== Segment start ==
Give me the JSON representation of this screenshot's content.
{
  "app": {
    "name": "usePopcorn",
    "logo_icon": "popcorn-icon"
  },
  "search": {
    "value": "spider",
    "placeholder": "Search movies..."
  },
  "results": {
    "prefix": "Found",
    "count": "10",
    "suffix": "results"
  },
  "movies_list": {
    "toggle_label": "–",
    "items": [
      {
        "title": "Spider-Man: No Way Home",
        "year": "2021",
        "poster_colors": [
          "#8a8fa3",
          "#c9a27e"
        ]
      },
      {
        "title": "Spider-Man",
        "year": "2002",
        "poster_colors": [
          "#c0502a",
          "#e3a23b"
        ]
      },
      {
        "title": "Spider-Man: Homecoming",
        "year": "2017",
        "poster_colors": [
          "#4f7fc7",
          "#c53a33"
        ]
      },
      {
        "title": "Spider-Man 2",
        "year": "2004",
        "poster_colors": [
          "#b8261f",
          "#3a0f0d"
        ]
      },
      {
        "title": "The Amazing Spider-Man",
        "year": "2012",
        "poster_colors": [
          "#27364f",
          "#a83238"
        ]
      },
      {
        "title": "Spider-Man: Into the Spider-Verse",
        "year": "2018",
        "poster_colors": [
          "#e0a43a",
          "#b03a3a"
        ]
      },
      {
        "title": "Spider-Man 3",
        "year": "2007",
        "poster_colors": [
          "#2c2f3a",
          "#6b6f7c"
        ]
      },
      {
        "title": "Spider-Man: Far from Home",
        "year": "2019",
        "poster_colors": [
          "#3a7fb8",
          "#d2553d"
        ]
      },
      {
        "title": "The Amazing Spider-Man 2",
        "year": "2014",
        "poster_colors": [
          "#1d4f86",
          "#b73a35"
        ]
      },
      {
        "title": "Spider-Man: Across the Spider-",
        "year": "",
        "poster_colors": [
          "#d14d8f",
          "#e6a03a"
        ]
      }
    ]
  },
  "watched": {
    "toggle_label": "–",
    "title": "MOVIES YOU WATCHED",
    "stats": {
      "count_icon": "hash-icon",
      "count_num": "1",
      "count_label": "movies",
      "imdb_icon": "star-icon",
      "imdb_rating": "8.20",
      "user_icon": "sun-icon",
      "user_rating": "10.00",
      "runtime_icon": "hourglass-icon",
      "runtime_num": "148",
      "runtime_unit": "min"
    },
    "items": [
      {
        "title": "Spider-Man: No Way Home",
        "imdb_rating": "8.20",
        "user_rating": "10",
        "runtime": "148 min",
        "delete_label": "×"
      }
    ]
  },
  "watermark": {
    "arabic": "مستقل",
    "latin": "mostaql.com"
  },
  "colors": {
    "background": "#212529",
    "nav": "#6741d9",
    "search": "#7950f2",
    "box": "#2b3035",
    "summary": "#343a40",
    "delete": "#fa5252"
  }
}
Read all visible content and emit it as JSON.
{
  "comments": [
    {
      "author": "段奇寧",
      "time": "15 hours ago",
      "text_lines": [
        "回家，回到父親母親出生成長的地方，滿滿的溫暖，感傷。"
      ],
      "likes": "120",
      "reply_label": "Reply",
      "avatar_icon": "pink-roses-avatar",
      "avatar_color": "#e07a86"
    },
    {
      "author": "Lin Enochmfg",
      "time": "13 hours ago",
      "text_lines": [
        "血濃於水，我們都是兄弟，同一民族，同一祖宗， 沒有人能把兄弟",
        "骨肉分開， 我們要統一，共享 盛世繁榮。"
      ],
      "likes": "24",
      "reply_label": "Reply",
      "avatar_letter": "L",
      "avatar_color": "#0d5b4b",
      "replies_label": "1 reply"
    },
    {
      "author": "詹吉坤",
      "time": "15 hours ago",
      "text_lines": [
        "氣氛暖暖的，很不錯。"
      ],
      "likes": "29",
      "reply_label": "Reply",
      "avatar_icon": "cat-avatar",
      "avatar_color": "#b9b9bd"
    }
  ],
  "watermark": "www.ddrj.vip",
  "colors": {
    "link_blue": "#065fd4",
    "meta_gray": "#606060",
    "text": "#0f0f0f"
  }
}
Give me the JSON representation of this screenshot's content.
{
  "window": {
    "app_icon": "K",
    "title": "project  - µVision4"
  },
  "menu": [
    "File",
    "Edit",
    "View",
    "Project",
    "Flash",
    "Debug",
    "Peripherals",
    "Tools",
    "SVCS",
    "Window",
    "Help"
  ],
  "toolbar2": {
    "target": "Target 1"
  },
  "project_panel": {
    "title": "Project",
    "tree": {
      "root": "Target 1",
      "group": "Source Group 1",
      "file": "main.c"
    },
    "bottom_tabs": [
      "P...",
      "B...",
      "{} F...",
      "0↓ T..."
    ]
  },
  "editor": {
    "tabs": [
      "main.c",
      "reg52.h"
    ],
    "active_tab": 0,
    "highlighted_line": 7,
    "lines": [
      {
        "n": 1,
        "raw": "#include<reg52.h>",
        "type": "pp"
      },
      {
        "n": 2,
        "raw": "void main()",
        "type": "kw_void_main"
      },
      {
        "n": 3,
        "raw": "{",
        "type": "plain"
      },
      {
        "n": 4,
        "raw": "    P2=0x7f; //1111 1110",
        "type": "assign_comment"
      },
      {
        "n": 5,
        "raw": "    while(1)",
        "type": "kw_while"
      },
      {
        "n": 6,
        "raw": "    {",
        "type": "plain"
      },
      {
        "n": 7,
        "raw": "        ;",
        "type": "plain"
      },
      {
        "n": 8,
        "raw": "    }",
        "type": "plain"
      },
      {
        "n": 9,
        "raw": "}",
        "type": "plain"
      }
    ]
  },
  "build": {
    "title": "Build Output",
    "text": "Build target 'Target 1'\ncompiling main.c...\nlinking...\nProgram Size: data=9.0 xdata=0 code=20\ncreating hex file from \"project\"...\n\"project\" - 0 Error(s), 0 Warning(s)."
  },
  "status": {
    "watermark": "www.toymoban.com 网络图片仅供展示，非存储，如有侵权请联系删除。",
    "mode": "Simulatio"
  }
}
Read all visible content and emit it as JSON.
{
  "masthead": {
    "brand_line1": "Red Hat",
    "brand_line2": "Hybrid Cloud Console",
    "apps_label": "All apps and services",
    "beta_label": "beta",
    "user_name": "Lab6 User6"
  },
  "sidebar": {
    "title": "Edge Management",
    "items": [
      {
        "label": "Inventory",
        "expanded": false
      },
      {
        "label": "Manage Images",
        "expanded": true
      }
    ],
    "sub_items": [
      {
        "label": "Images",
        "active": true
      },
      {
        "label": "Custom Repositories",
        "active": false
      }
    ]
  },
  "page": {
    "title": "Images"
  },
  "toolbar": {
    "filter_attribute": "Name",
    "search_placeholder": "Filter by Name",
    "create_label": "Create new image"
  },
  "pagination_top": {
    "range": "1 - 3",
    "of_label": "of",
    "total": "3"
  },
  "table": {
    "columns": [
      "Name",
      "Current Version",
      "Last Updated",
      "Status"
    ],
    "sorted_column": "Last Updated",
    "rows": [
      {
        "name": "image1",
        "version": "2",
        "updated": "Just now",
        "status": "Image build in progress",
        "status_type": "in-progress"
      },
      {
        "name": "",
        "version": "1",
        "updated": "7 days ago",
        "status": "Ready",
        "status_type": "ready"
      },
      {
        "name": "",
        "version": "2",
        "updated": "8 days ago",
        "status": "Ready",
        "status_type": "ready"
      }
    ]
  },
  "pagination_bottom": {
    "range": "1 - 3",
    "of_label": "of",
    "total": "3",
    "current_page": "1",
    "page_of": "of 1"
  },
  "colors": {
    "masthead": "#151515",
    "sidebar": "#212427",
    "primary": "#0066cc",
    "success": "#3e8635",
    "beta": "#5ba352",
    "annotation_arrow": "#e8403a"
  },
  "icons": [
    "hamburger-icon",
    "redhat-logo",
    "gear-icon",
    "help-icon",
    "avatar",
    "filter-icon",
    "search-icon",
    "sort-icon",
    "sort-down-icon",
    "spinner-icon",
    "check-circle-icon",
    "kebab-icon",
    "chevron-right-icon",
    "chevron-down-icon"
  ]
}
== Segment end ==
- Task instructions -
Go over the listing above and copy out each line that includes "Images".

- Answer to this exercise -
        "label": "Manage Images",
        "label": "Images",
    "title": "Images"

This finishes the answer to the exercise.